Romney accuses Obama of gutting welfare reform by granting waivers to state governments in how they choose to implement the law. It’s a charge that is completely without merit; spun from whole cloth; an invented attack line. But again, lying on the campaign trail about President Obama’s record is the rule, not the exception, for Mitt Romney.

Among the accusations made by Romney is that under Obama’s non-existent, made-up welfare plan, “you wouldn’t have to work,” “you wouldn’t have to train for a job” because “they just send you a welfare check.”

What’s most striking about the ad are the visuals – workers wiping their brow; working class Americans toiling away at manufacturing jobs. And coincidentally all the people in the ad … are white. This might not mean much, except for the fact that, as anyone who has followed American politics for the past 45 years knows, criticisms of the welfare system from the campaign trail have habitually always been used as racial code in attacks on Democrats for coddling blacks. It is the symbol of wasteful government spending, rewarding poor Americans for not working and creating a culture of dependency.

Since the 1960s, Republican politicians – along with the occasional Democrat – have used assaults on the welfare system to stir up white resentment toward blacks, poor Americans and other minorities for allegedly lazily living off the largesse of hard-working tax-payers, like those visually portrayed in Romney’s ad. That the current President happens to be African-American (and is also visually featured in the ad) is again just another of those odd coincidences.

Indeed, this ad and in fact this whole line of attack is one of the most blatant uses of racial coding in a presidential campaign since the Willie Horton ad of 1988.

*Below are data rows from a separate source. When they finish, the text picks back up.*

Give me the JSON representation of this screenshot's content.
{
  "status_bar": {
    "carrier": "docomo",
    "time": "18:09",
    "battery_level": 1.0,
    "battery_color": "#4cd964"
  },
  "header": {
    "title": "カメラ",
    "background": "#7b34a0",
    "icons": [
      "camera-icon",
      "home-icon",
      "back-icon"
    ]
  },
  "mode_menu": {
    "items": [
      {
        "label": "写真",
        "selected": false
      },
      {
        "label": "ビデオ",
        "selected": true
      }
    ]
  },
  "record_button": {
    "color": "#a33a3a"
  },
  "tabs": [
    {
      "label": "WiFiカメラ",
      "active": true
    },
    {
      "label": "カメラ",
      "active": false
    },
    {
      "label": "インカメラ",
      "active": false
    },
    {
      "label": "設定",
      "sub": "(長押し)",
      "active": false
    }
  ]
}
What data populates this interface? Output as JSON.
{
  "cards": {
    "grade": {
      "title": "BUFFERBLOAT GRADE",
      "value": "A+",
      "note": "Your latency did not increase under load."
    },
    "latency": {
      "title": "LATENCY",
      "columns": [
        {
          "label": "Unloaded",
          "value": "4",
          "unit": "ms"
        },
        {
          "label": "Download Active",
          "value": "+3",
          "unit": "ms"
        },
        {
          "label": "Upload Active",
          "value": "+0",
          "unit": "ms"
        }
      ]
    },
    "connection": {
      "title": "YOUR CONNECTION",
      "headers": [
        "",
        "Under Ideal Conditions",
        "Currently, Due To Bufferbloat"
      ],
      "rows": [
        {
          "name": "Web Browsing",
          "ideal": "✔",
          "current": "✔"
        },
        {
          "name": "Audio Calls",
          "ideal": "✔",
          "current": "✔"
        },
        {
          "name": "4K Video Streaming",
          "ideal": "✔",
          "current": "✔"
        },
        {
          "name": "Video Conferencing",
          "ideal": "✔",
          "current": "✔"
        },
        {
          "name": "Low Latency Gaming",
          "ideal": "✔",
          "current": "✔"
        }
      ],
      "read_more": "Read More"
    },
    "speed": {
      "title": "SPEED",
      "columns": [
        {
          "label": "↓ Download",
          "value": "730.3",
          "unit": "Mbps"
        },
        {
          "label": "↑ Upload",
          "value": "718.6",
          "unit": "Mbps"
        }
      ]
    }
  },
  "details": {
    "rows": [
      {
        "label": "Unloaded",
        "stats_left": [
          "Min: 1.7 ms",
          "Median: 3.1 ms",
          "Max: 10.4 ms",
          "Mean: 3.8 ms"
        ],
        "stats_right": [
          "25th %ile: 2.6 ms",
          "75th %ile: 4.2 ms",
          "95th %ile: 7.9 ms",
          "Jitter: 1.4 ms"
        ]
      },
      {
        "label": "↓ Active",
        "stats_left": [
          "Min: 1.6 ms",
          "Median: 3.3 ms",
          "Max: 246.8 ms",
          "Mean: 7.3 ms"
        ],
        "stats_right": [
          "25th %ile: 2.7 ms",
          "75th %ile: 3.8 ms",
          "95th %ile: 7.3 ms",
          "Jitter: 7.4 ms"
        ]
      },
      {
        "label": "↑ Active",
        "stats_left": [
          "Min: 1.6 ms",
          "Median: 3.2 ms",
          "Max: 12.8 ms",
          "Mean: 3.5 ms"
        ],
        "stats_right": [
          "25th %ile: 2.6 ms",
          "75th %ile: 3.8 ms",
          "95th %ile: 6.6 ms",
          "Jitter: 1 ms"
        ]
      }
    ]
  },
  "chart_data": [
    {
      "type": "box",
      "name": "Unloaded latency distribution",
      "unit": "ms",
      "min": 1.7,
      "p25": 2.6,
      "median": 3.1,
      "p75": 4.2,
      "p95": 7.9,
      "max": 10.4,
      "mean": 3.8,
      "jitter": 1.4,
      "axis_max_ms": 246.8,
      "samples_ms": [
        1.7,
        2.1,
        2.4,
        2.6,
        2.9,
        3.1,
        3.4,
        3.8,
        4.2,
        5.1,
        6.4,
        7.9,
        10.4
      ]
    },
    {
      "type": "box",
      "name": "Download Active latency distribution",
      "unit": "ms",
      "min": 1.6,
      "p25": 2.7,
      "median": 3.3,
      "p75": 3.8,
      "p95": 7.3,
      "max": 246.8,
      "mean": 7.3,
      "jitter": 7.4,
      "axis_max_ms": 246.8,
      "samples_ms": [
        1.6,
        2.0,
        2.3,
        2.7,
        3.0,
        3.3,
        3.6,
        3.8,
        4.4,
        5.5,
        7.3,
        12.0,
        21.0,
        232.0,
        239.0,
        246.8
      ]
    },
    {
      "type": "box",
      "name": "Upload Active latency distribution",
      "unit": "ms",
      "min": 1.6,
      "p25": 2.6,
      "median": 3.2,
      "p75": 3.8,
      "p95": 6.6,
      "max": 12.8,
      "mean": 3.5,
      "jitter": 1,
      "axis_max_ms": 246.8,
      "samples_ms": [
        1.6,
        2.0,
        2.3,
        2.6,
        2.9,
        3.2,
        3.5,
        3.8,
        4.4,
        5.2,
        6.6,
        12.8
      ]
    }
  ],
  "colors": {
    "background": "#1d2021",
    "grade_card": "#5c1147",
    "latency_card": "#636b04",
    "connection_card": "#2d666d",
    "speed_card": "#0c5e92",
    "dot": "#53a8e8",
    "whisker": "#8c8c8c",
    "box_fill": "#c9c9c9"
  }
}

It’s nice to see that the corporate media is beginning to call Romney out on his race baiting.

Here’s another example from U.S. News and World Report: Romney’s the angry one, not Obama.
Referring to Romney’s Tuesday speech in Ohio:

Obviously Romney has forgotten who his buddies are, and who are pulling his strings: the Republicans who are bending over for the Tea Party and Grover Norquist and for their rich financial campaign backers.

Has Romney forgotten the “diversions and distractions” of those who were questioning the president’s citizenship and place of birth long after he was elected? Has Romney forgotten the “defaming others” like what was done when House Speaker John Boehner said the president hadn’t worked a day in his life?!

….

I must say I was most shocked, although not surprised, by Romney’s accusation of the president “dividing us all in groups.” Isn’t wanting a baby born here of an undocumented immigrant not receiving citizenship divisive? Isn’t not wanting healthcare for the poor divisive? Isn’t wanting to cut programs that benefit middle- and lower-income women and families divisive? Hmm…sounds like Romney and his camp to me more than Obama. And with the addition of Rep. Paul Ryan as Romney’s vice presidential candidate, the race has become more polarized, more—dare I say—divisive?

I’ve focused on Romney/Ryan’s race-baiting strategy in this post, but I know there are lots of other stories I should I read today. I look forward to your suggestions.